What is wastewater?
Wastewater refers to the water that has been used in toilets, showers, baths, kitchen sinks, laundries, and industrial processes. Water makes up 99 percent of wastewater, with the remaining 1% made up of polluting garbage and solids. Shops, residences, farms, factories, offices, fuel and transportation depots, quarries, mines, and vessels are all potential sources of wastewater. Wastewater could further be classified or categorized as:
1. Domestic wastewater
The water that drains from the workplace or home's kitchen sinks, showers, toilets, bathtubs, and laundries.
2. Industrial wastewater
Water that comes from industrial and manufacturing contexts, such as a food processing factory, is referred to as 'industrial waste' or 'trade waste.' This can also include water used for other reasons, such as cleaning or cooling machines.
What is Wastewater Treatment?
The process of transforming wastewater — water that is no longer needed or fit for use – into potable water that can be discharged back into the environment is known as wastewater treatment.
Contaminants in wastewater include bacteria, chemicals, and other poisons. Its treatment seeks to reduce toxins to safe levels, allowing the water to be released back into the environment.
Stages of Wastewater Treatment:
When wastewater reaches treatment plants, it goes through four stages:
1. Preliminary treatment (pre-treatment) - grit and gravel removal, as well as the screening of big materials.
2. Primary treatment - to settle bigger suspended organic debris that has accumulated.
3.Secondary treatment - to break down and remove any remaining organic materials biologically.
4. Tertiary treatment - different treatment techniques are used to address different contaminants.
What is Primary Treatment?
The process of eliminating solid materials from wastewater is known as primary wastewater treatment. It is the initial step in the wastewater treatment process, in which wastewater is pumped into tanks, where solids settle to the bottom and grease and scum rise to the top. The 'primary phase' or ‘septic process' is another name for the primary process.
The lighter wastewater and debris exit at the mid-water level and enter the secondary pre-treatment chamber, where anaerobic bacteria (bacteria that do not require oxygen to survive) or aerobic bacteria feed on the contaminants in the water and begin to break them down.
What is Secondary Treatment?

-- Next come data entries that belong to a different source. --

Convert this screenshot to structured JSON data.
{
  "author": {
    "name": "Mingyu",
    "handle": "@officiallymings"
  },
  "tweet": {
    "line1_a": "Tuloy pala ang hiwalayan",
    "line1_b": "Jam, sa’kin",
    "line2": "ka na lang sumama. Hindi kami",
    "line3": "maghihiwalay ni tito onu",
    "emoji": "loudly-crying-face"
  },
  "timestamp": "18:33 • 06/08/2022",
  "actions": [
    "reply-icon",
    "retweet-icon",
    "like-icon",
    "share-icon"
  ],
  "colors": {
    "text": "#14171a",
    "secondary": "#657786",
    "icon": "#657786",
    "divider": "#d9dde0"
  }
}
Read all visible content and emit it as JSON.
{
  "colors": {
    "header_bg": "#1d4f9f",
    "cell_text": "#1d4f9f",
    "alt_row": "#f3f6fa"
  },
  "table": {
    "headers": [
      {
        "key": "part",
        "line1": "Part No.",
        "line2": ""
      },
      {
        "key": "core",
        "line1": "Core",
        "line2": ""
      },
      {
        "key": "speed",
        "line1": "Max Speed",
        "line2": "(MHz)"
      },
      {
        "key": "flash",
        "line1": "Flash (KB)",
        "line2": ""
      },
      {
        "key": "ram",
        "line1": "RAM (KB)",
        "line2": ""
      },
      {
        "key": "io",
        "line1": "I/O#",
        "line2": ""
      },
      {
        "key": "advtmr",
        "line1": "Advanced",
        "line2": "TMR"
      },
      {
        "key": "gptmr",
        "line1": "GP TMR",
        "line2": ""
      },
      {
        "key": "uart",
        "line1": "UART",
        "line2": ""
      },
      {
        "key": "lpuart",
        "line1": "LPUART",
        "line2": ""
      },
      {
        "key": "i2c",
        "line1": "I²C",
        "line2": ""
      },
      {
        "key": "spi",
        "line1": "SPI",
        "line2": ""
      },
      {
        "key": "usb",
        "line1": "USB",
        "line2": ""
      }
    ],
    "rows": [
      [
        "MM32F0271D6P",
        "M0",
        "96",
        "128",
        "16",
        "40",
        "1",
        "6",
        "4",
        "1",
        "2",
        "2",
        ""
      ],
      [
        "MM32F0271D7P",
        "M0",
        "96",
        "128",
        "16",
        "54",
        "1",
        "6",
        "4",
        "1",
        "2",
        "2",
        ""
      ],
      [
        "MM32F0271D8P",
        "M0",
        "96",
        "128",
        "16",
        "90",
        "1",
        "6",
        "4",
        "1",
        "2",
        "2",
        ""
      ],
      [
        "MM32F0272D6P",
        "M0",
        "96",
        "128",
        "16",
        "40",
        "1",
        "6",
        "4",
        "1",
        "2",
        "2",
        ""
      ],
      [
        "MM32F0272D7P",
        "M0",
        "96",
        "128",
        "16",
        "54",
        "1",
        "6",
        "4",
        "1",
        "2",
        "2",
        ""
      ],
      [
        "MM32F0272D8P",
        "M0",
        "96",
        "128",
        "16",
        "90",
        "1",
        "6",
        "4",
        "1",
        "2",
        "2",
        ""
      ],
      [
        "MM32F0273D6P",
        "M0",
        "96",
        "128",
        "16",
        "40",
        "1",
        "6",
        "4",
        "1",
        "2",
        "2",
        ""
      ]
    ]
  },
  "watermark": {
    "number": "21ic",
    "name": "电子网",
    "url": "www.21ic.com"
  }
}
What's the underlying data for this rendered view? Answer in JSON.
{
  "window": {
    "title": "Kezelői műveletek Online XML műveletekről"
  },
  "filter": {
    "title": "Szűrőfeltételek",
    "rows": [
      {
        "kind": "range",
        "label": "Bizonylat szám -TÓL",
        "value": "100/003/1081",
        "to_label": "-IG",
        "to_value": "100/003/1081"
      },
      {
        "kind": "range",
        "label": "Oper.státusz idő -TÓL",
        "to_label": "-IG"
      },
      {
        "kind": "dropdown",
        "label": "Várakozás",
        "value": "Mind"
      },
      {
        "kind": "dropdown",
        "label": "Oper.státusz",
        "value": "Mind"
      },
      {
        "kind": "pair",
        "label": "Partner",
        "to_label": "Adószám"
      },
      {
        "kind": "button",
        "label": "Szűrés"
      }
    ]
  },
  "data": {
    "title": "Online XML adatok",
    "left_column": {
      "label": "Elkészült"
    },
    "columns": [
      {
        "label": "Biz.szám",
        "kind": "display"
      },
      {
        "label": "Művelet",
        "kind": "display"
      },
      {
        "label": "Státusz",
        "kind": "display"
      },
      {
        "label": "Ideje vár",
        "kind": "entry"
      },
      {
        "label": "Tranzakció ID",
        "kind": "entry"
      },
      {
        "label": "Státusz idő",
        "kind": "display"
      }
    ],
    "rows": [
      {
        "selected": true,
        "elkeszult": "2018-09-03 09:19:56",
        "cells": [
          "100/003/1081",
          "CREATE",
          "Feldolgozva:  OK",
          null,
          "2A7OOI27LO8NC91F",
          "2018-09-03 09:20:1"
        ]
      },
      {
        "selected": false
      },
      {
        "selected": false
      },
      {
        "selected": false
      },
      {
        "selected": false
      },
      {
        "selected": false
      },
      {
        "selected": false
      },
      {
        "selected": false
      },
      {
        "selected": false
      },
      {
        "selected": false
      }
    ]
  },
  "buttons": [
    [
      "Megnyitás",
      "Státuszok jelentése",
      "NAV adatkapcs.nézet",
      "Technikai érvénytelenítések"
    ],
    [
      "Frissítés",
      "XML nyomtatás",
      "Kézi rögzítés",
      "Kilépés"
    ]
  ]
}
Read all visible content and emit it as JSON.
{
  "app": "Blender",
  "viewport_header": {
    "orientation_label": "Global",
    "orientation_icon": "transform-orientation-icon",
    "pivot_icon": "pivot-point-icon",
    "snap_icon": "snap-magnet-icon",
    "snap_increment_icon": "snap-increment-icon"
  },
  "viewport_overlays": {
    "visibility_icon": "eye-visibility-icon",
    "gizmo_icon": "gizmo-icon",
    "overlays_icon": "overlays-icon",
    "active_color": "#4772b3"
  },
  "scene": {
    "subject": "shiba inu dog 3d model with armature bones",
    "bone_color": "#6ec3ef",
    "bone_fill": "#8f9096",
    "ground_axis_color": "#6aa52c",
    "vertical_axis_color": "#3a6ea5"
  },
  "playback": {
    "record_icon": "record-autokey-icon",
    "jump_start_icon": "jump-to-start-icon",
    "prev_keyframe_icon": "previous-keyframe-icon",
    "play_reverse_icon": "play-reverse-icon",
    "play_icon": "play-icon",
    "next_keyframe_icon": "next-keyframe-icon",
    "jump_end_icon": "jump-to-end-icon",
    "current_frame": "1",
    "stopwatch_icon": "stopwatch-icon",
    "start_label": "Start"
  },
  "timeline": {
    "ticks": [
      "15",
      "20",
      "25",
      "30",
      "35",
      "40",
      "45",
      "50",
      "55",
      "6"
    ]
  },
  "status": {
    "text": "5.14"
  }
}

Aerobic bacteria are used in the secondary wastewater treatment process to break down and eliminate any leftover trash and other tiny particles. The waste and microorganisms are both found in the sludge, and bacterial composition removes both the remaining solids and nutrients.
Secondary treatment relies on naturally occurring biological processes, which means that the oxygen level in the wastewater varies throughout and does not remain constant. Depending on the stage, bacteria are either aerobic (need oxygen) or anaerobic (do not require oxygen).
What is the difference between primary and secondary wastewater treatment?
1- The process of breaking down the sewage in wastewater is the fundamental distinction between primary and secondary treatment. The trash is processed physically using equipment and filtering in the primary treatment. While secondary treatment may employ similar elements, this method uses microbes to provide biological treatment.
2- The primary water treatment processes remove large particles from wastewater, and secondary treatment eliminates smaller particles that have already dissolved or suspended. The primary treatment method involves sedimentation and filtration, whereas additional processes utilize biological breakdown via aerobic or anaerobic units.
PRIMARY WASTEWATER TREATMENT
SECONDARY WASTEWATER TREATMENT
|1 It is a physical method of treatment
|1 It is a biological treatment method.
|2 Large particles and floating debris such as leaves, papers, and rags, solids such as sand, grit, and greasy substances are eliminated.
|2 It entails the removal of biological materials that is finely suspended and disintegrated.
|3 It employs sedimentation and filtration techniques.
|3 It employs aerobic and anaerobic biological organisms.
|4 It is a quick and time-saving procedure.
3. Another distinction between these processes is the length of time it takes to finish them. The primary treatment is completed faster, but the secondary treatment takes significantly longer because organic bacteria consume the waste.
Netsol Water is a manufacture of all sewage equipment’s used for treatment processes.
For more information, contact Netsol Water!